Criminal Law | Evidence
In its standard formulation, the doctrine of double effect (DDE) permits an action that causes foreseeable and harmful, even dire, collateral consequences, so long as the actor merely foresees but does not intend them and the harms are proportional to the benefit. Yet DDE’s critics question the moral distinction between intending a bad outcome, on one hand, and merely knowing that the actions will result in the bad outcome but acting in exactly the same way, on the other. After all, except in a few narrow circumstances, criminal law in the United States treats intent and knowledge as equally culpable mental states that each amount to “intent.”

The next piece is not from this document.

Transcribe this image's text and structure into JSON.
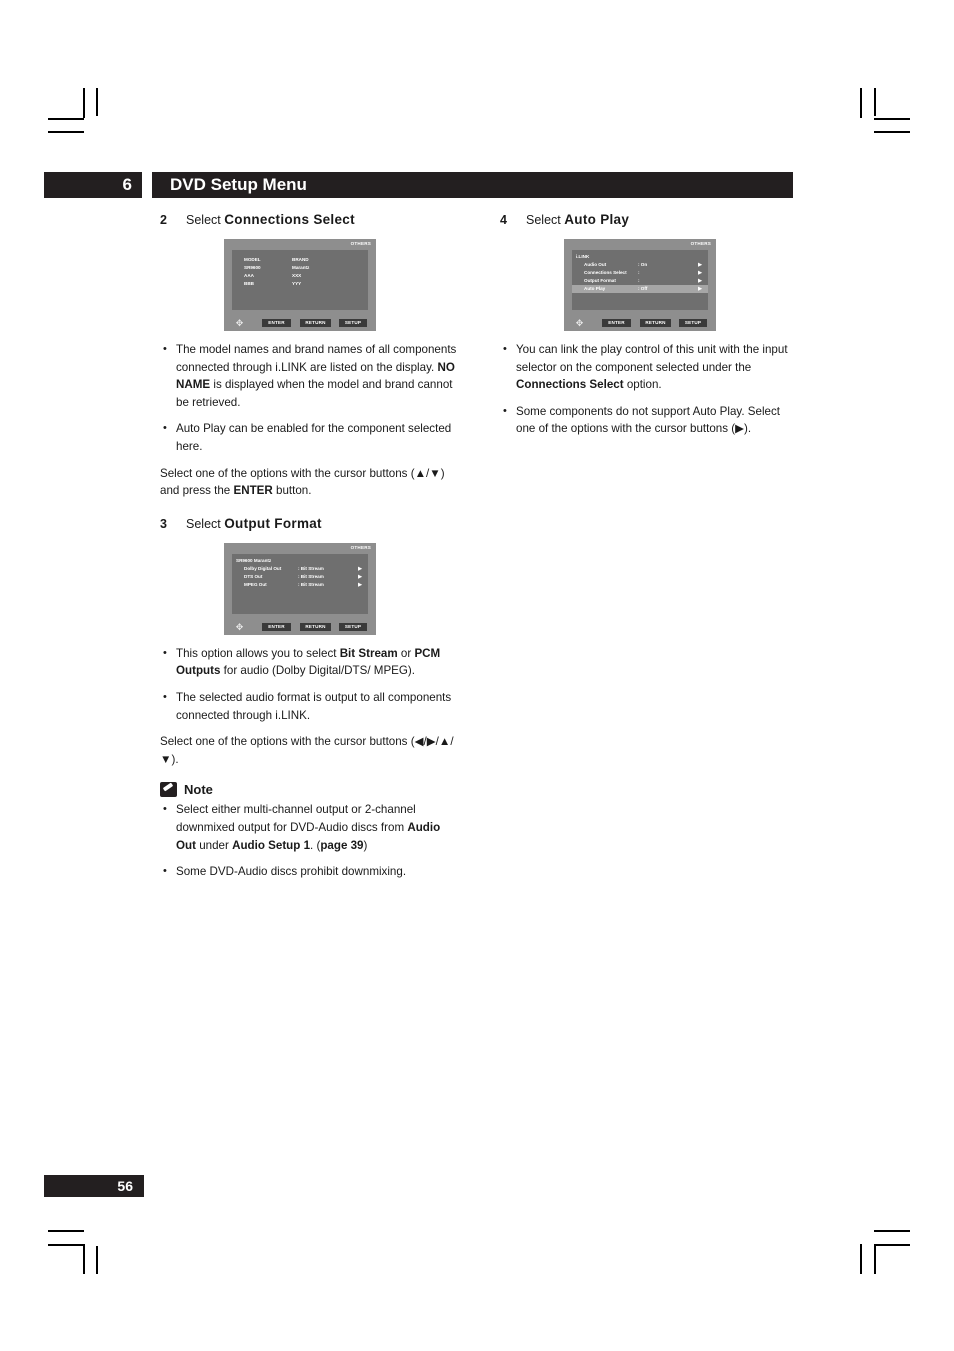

This Article reinterprets and reconstructs DDE to avoid this critique. Properly reimagined, DDE does not depend on an actor’s subjective intentions. Instead, it allows an action if one can plausibly identify a permissible intention that could explain that action and any resulting harm is proportionate to the expected benefit from the action. However, if the only plausible way to understand a particular action is as the product of an impermissible intention, then the action is morally impermissible, and there is then no need to inquire into proportionality. Thus reconceived, DDE helps make sense of how the law resolves problems in a wide range of contexts, including jury nullification, disparate impact race discrimination, and the admissibility of evidence that proves too much. With the notable exception of most prohibitions against intentional discrimination—which control the special context of at-will employment and other at-will settings—DDE as reconstructed proves to be a powerful instrument for answering challenging legal questions.
"A New and Improved Doctrine of Double Effect: Not Just for Trolleys" (2023). Connecticut Law Review. 566.